#### Task objective:
Retype the records in full, keeping each character as it is.

#### Data extract:
::::

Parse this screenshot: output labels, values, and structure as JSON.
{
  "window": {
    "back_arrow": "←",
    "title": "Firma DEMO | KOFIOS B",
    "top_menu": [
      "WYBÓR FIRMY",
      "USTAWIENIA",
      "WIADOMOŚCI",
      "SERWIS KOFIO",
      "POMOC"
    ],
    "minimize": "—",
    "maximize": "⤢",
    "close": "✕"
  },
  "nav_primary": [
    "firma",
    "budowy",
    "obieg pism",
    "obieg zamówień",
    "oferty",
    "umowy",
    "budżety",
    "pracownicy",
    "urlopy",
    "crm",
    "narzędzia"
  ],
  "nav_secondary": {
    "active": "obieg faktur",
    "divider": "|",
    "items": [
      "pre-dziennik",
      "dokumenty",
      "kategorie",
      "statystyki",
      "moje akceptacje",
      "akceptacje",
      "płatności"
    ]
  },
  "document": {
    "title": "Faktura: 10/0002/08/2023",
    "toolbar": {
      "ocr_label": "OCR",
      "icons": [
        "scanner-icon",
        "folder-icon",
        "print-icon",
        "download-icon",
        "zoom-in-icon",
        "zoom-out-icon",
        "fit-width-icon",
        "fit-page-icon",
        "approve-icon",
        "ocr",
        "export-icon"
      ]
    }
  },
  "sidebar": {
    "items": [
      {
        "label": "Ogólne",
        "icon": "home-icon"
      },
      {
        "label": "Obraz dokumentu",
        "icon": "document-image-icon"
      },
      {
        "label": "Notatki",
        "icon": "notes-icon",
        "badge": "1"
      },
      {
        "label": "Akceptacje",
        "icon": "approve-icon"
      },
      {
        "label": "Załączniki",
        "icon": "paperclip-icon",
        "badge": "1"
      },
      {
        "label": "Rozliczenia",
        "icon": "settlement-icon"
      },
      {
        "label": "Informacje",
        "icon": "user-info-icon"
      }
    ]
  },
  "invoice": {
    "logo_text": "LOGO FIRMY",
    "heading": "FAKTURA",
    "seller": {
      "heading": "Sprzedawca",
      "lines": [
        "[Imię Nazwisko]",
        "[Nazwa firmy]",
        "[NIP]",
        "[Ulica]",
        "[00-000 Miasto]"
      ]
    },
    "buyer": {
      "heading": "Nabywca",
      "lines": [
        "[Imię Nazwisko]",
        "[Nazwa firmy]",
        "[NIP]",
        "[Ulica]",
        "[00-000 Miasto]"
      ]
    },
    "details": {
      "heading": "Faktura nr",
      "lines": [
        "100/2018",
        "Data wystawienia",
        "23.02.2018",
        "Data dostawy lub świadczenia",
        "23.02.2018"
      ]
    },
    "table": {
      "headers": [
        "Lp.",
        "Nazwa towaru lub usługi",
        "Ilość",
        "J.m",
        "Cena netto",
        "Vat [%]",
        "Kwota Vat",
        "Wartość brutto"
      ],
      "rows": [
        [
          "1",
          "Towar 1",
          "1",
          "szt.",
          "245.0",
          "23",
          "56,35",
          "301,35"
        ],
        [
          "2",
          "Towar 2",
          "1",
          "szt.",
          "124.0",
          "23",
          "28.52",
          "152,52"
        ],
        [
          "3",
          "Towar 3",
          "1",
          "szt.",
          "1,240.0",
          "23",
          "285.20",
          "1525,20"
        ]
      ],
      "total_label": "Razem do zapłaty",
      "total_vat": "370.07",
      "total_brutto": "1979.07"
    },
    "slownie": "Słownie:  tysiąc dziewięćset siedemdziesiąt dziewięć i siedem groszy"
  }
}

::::

#### Exercise result:
Parse this screenshot: output labels, values, and structure as JSON.
{
  "window": {
    "back_arrow": "←",
    "title": "Firma DEMO | KOFIOS B",
    "top_menu": [
      "WYBÓR FIRMY",
      "USTAWIENIA",
      "WIADOMOŚCI",
      "SERWIS KOFIO",
      "POMOC"
    ],
    "minimize": "—",
    "maximize": "⤢",
    "close": "✕"
  },
  "nav_primary": [
    "firma",
    "budowy",
    "obieg pism",
    "obieg zamówień",
    "oferty",
    "umowy",
    "budżety",
    "pracownicy",
    "urlopy",
    "crm",
    "narzędzia"
  ],
  "nav_secondary": {
    "active": "obieg faktur",
    "divider": "|",
    "items": [
      "pre-dziennik",
      "dokumenty",
      "kategorie",
      "statystyki",
      "moje akceptacje",
      "akceptacje",
      "płatności"
    ]
  },
  "document": {
    "title": "Faktura: 10/0002/08/2023",
    "toolbar": {
      "ocr_label": "OCR",
      "icons": [
        "scanner-icon",
        "folder-icon",
        "print-icon",
        "download-icon",
        "zoom-in-icon",
        "zoom-out-icon",
        "fit-width-icon",
        "fit-page-icon",
        "approve-icon",
        "ocr",
        "export-icon"
      ]
    }
  },
  "sidebar": {
    "items": [
      {
        "label": "Ogólne",
        "icon": "home-icon"
      },
      {
        "label": "Obraz dokumentu",
        "icon": "document-image-icon"
      },
      {
        "label": "Notatki",
        "icon": "notes-icon",
        "badge": "1"
      },
      {
        "label": "Akceptacje",
        "icon": "approve-icon"
      },
      {
        "label": "Załączniki",
        "icon": "paperclip-icon",
        "badge": "1"
      },
      {
        "label": "Rozliczenia",
        "icon": "settlement-icon"
      },
      {
        "label": "Informacje",
        "icon": "user-info-icon"
      }
    ]
  },
  "invoice": {
    "logo_text": "LOGO FIRMY",
    "heading": "FAKTURA",
    "seller": {
      "heading": "Sprzedawca",
      "lines": [
        "[Imię Nazwisko]",
        "[Nazwa firmy]",
        "[NIP]",
        "[Ulica]",
        "[00-000 Miasto]"
      ]
    },
    "buyer": {
      "heading": "Nabywca",
      "lines": [
        "[Imię Nazwisko]",
        "[Nazwa firmy]",
        "[NIP]",
        "[Ulica]",
        "[00-000 Miasto]"
      ]
    },
    "details": {
      "heading": "Faktura nr",
      "lines": [
        "100/2018",
        "Data wystawienia",
        "23.02.2018",
        "Data dostawy lub świadczenia",
        "23.02.2018"
      ]
    },
    "table": {
      "headers": [
        "Lp.",
        "Nazwa towaru lub usługi",
        "Ilość",
        "J.m",
        "Cena netto",
        "Vat [%]",
        "Kwota Vat",
        "Wartość brutto"
      ],
      "rows": [
        [
          "1",
          "Towar 1",
          "1",
          "szt.",
          "245.0",
          "23",
          "56,35",
          "301,35"
        ],
        [
          "2",
          "Towar 2",
          "1",
          "szt.",
          "124.0",
          "23",
          "28.52",
          "152,52"
        ],
        [
          "3",
          "Towar 3",
          "1",
          "szt.",
          "1,240.0",
          "23",
          "285.20",
          "1525,20"
        ]
      ],
      "total_label": "Razem do zapłaty",
      "total_vat": "370.07",
      "total_brutto": "1979.07"
    },
    "slownie": "Słownie:  tysiąc dziewięćset siedemdziesiąt dziewięć i siedem groszy"
  }
}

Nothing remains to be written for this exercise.